Vice President M Venkaiah Naidu on Monday dismissed the idea that democracy is a Western import. “Democratic institutions existed in Vedic India,” Naidu said during a lecture on the “importance of legislatures” organised by PRS Legislative Research on Monday.
The event was held four days before the start of the winter session of Parliament, on December 15.
The vice president went on to cite the Vedic tradition of “sabhas” and “samitis” as precursors to democracy. “The Atharva Veda describes them as twin daughters of the prajapati,” he said, adding that the Vedas emphasised that a person could only ascend to the throne with the consent of the people.
BR Ambedkar had traced democratic traditions in Buddhism, Naidu said. “The Sanhgas knew and observed all the rules of Parliamentary procedure known to modern times,” said Naidu, quoting Ambedkar.
The vice president outlined various problems with the way Parliament functions currently. Legislatures meeting only for a few days, poor deliberation, attendance in Parliament, disruptions and low representation of women were some of the challenges he listed.

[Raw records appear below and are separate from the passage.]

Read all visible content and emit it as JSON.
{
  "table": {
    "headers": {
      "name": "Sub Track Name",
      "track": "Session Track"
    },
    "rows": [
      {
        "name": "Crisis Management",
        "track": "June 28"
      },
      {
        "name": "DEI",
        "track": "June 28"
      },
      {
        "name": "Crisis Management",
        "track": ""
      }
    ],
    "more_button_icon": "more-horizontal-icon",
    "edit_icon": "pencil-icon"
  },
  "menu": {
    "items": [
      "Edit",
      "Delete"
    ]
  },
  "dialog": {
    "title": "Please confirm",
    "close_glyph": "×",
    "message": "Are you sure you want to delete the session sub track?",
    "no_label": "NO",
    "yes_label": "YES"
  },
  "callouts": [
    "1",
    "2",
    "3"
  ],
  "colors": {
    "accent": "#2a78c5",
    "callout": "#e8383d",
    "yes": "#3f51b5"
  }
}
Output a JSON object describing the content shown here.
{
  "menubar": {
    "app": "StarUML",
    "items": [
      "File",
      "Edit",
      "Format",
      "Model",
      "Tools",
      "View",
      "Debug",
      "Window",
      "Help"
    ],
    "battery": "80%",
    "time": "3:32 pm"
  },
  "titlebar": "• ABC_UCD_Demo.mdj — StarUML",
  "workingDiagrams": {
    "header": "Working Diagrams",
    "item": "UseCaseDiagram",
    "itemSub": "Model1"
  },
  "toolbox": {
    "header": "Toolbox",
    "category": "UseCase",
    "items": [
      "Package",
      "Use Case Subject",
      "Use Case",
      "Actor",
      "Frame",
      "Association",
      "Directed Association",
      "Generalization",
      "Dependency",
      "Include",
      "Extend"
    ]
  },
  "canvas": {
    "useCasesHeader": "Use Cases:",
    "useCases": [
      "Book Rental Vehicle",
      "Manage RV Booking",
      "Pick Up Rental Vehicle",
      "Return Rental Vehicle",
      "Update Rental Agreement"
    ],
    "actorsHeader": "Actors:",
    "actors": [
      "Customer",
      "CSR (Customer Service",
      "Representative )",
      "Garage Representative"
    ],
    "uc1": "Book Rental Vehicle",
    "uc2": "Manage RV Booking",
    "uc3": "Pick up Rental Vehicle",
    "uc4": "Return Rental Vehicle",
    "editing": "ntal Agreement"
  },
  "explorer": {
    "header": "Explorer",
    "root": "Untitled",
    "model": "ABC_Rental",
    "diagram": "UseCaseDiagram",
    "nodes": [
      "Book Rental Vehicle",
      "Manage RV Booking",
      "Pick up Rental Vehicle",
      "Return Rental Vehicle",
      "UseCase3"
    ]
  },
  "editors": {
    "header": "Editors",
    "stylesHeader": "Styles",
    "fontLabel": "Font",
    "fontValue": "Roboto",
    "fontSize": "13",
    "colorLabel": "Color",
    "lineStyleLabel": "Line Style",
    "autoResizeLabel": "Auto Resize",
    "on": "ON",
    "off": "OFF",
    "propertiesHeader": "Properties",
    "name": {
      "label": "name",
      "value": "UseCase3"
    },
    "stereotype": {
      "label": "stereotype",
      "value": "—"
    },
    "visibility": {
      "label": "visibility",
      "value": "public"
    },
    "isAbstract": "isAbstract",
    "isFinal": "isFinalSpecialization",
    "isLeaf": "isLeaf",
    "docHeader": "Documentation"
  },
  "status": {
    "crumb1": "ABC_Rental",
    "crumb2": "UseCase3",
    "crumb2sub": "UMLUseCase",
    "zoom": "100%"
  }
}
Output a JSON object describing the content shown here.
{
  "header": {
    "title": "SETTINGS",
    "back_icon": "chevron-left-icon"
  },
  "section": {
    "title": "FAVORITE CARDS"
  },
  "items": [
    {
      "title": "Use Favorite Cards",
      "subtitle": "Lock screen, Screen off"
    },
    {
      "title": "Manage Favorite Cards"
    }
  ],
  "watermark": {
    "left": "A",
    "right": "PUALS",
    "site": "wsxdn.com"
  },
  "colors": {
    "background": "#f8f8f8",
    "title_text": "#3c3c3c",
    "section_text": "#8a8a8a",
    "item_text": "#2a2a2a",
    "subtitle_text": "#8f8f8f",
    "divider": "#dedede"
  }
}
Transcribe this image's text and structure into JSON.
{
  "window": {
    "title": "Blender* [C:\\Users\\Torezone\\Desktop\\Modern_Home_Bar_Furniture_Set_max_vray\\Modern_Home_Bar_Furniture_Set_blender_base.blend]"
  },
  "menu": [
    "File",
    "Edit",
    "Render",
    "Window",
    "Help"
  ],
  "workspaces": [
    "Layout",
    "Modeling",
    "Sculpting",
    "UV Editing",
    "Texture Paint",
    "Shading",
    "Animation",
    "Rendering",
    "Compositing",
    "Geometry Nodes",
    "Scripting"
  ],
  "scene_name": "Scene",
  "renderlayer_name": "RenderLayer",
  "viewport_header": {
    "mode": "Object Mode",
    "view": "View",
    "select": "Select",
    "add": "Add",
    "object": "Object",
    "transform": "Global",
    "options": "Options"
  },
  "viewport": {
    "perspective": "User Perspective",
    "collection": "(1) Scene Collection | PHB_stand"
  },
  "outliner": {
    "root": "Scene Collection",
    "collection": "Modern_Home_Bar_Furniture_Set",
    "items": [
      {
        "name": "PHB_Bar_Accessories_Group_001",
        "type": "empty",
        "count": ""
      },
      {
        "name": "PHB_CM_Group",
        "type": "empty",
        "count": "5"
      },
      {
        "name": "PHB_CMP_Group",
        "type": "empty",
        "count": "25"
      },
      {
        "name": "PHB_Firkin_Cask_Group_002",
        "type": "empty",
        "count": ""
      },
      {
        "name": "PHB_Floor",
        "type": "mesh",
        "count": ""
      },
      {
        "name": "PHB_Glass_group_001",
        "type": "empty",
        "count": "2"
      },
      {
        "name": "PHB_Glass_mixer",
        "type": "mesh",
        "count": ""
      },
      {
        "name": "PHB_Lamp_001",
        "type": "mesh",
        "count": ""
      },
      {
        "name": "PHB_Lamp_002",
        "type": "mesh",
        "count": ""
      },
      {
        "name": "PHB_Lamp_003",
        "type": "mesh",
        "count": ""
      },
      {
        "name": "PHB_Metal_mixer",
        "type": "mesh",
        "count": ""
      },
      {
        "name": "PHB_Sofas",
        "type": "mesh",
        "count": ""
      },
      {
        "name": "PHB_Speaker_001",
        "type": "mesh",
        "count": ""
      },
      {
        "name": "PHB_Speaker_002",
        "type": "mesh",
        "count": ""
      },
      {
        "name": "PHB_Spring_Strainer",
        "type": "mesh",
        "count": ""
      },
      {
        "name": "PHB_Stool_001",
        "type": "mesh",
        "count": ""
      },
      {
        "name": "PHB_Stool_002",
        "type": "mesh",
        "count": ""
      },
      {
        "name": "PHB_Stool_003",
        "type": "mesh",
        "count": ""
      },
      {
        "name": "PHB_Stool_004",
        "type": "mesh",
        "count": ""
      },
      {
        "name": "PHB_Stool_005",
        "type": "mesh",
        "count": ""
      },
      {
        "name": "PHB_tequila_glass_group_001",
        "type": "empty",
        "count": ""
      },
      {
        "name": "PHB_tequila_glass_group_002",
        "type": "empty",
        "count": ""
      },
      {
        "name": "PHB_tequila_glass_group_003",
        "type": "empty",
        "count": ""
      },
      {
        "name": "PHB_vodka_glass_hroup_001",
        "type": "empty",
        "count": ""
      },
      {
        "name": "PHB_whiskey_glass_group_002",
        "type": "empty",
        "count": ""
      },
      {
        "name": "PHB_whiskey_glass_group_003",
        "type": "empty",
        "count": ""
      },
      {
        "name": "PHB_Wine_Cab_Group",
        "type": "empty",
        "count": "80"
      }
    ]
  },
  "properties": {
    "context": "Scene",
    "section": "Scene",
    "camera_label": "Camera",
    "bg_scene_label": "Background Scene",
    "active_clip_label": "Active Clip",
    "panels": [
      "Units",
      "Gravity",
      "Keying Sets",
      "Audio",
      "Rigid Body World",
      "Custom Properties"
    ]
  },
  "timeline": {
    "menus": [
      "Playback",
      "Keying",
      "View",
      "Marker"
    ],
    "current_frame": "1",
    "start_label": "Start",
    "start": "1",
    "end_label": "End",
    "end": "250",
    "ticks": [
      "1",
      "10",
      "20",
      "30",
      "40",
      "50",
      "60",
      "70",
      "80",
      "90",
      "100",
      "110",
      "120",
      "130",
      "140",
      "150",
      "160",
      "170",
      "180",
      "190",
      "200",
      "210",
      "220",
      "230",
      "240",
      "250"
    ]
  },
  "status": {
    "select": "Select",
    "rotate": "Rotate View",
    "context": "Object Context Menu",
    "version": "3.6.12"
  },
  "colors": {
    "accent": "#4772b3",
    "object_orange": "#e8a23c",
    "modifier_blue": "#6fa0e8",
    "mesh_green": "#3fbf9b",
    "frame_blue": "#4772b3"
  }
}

The number of sittings and bills passed has declined over the decades. “But can we infer that Parliament has been abdicating its responsibility?” he asked. “That would be wrong.” Departmental standing committees acted like “mini Parliaments”, he said, meeting and holding debates even when the House was not in session. Cross-party consensus had often been achieved in such fora, he continued. “In media, we try to score points,” Naidu said.
As for the other problems ailing both state and Central legislatures, Naidu asked that norms for minimum attendance be considered and disruptions, caused by members rushing into the well and shouting slogans, for instance, be notified.
Parties should take greater interest and monitor the conduct and attendance of their MPs, Naidu said while adding that the women’s reservation bill be taken up. Naidu expressed concern about the blurring of the “three wings of the Constitution”, the executive, legislature and judiciary. The judiciary had entered the domain of the executive and the legislature, he said, when it struck down the National Judicial Appointments Commission, or introduced a green cess on vehicles.
Naidu also urged voters to choose representatives wisely, according to the 4Cs: “character, calibre, capacity, conduct”. It was often replaced, he said, by the 3Cs: “caste, community, cash”.